The stars aligned for us at Williamstown to bring this project together. Our first two open water clinics were a huge success.
What actually happened
At our November and December 2017 clinics, swimmers from Special Olympics Victoria looked tentatively at the sea from the safety of the Lifesaving Club’s front lawn. Looking at Mum, Dad and the coaches for assurance, these swimmers were introduced to their ‘swim buddies’ from WSLSC’s Ocean Swimming Club “The Mussels.”
The buddies helped swimmers put on some donated wetsuits (thanks Inclusive Sports) and we met on the beach for dryland exercises. We stood in a circle and joked around a bit.
A couple of swimmers found the feeling of the shifting sand under their feet stressful. We hadn’t yet got to the water. I may have been concerned at that point how this was going to turn out.
But the buddies did a great job, sticking close to the swimmers and with our three WSLSC volunteers on rescue boards we leapt into the sea. Well some didn’t quite leap. More of a slow amble.
We practised high elbows and body position in the open water and sighting before breathing. We played touch the toes and had fun drafting and trying to swim straight. By the end of the hour we had swum more than 1.5km in deep water and no one had returned to shore.
For me the enjoyment of the participants and the look of new confidence on faces proved the concept.

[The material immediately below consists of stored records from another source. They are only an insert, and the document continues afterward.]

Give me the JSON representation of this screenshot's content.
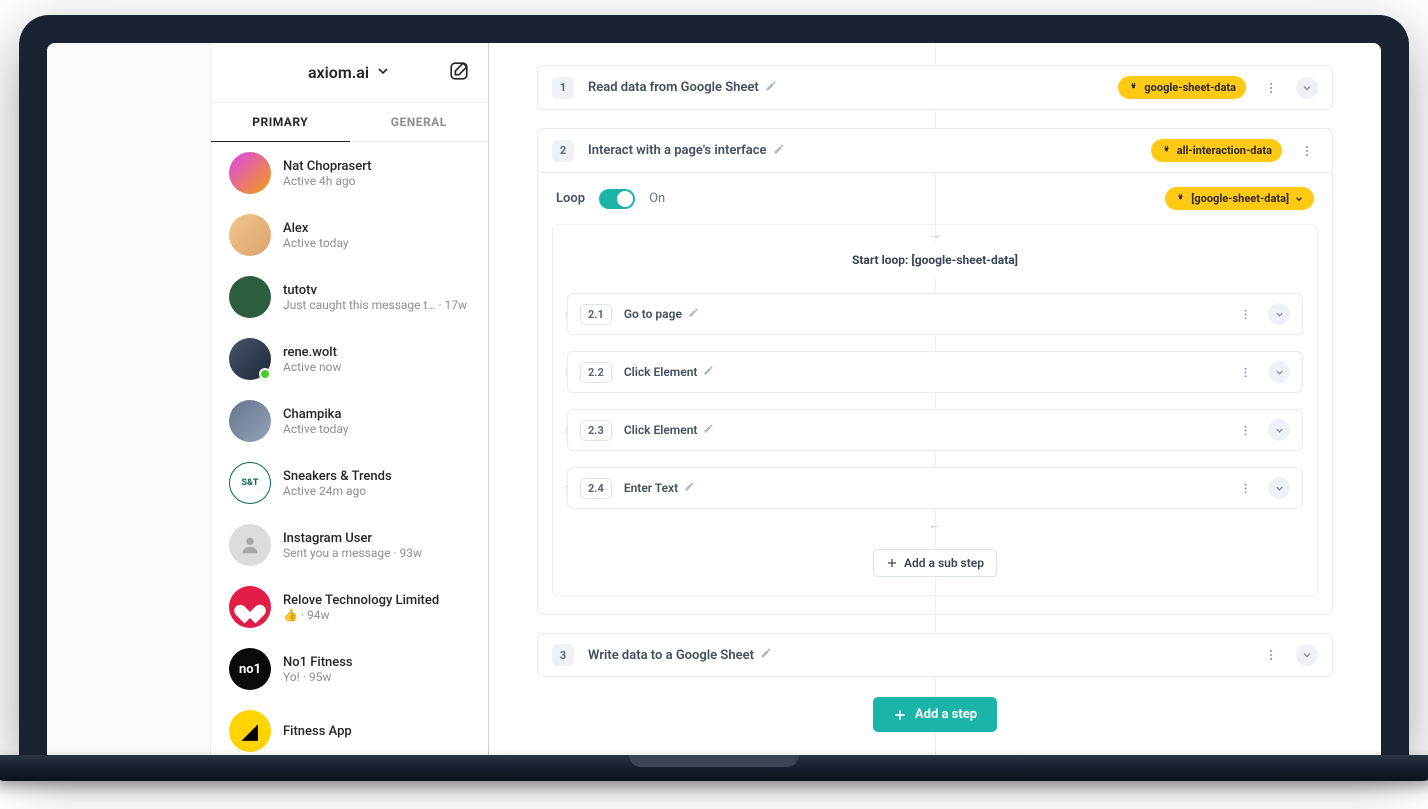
{
  "dm": {
    "account": "axiom.ai",
    "tabs": {
      "primary": "PRIMARY",
      "general": "GENERAL"
    },
    "items": [
      {
        "name": "Nat Choprasert",
        "status": "Active 4h ago"
      },
      {
        "name": "Alex",
        "status": "Active today"
      },
      {
        "name": "tutotv",
        "status": "Just caught this message t…  · 17w"
      },
      {
        "name": "rene.wolt",
        "status": "Active now"
      },
      {
        "name": "Champika",
        "status": "Active today"
      },
      {
        "name": "Sneakers & Trends",
        "status": "Active 24m ago"
      },
      {
        "name": "Instagram User",
        "status": "Sent you a message · 93w"
      },
      {
        "name": "Relove Technology Limited",
        "status": "👍 · 94w"
      },
      {
        "name": "No1 Fitness",
        "status": "Yo! · 95w"
      },
      {
        "name": "Fitness App",
        "status": ""
      }
    ]
  },
  "builder": {
    "step1": {
      "num": "1",
      "title": "Read data from Google Sheet",
      "badge": "google-sheet-data"
    },
    "step2": {
      "num": "2",
      "title": "Interact with a page's interface",
      "badge": "all-interaction-data",
      "loopLabel": "Loop",
      "loopState": "On",
      "loopDataBadge": "[google-sheet-data]",
      "startLoop": "Start loop: [google-sheet-data]",
      "subs": [
        {
          "num": "2.1",
          "title": "Go to page"
        },
        {
          "num": "2.2",
          "title": "Click Element"
        },
        {
          "num": "2.3",
          "title": "Click Element"
        },
        {
          "num": "2.4",
          "title": "Enter Text"
        }
      ],
      "addSub": "Add a sub step"
    },
    "step3": {
      "num": "3",
      "title": "Write data to a Google Sheet"
    },
    "addStep": "Add a step"
  }
}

The icing on cake has been the medals and podium finishes at open water events by participants from our clinics. These are strong pool swimmers who have rarely before ventured into the open water.
The volunteers who helped all had a great time as well, as did Hans and I, so yeah, we’ll be doing it again!
Supported Open water swimming squad is back!
Saturday 11 February 2018 12 Noon – 1pm
Saturday 17 February 2018 12 Noon – 1pm (with Inclusive Sports Training)
Saturday 24 March 2018 12 Noon – 1pm
Contact Jason for more info.
If you are planning on a great summer of swimming in open water events, triathlons or just enjoy getting out in the sea, you need to be at the pool each week.
But many swimmers waste their time, money and effort going for a swim by themselves. Nothing replaces the workout, the skills, the technique and the rapid improvement you get from swimming at the pool with a squad and coach.
And because it’s a great social experience, you’ll come back again and again, and reap the long term benefits of an active lifestyle. You’ll be encouraged to work and push your boundaries because everyone is sharing the same goal – of improving our swimming and fitness.
Making a commitment to train with a group is the step up that many triathletes and swimmers need to enjoy their swimming and perform when it counts.
Pool Squad for OW Swimmers and Triathletes is Tuesday, 7.30pm. And the venue is the beautiful Victoria University Aquatic Centre, Building L, Footscray Park campus (drive in from Farnsworth Ave).
We swim 2.5 – 3km of solid aerobic and anaerobic swim sets combined with our tried and tested OW skills sets. We have lane space for swimmers of various speeds.
Just $10 and you get free entry to pool and sauna!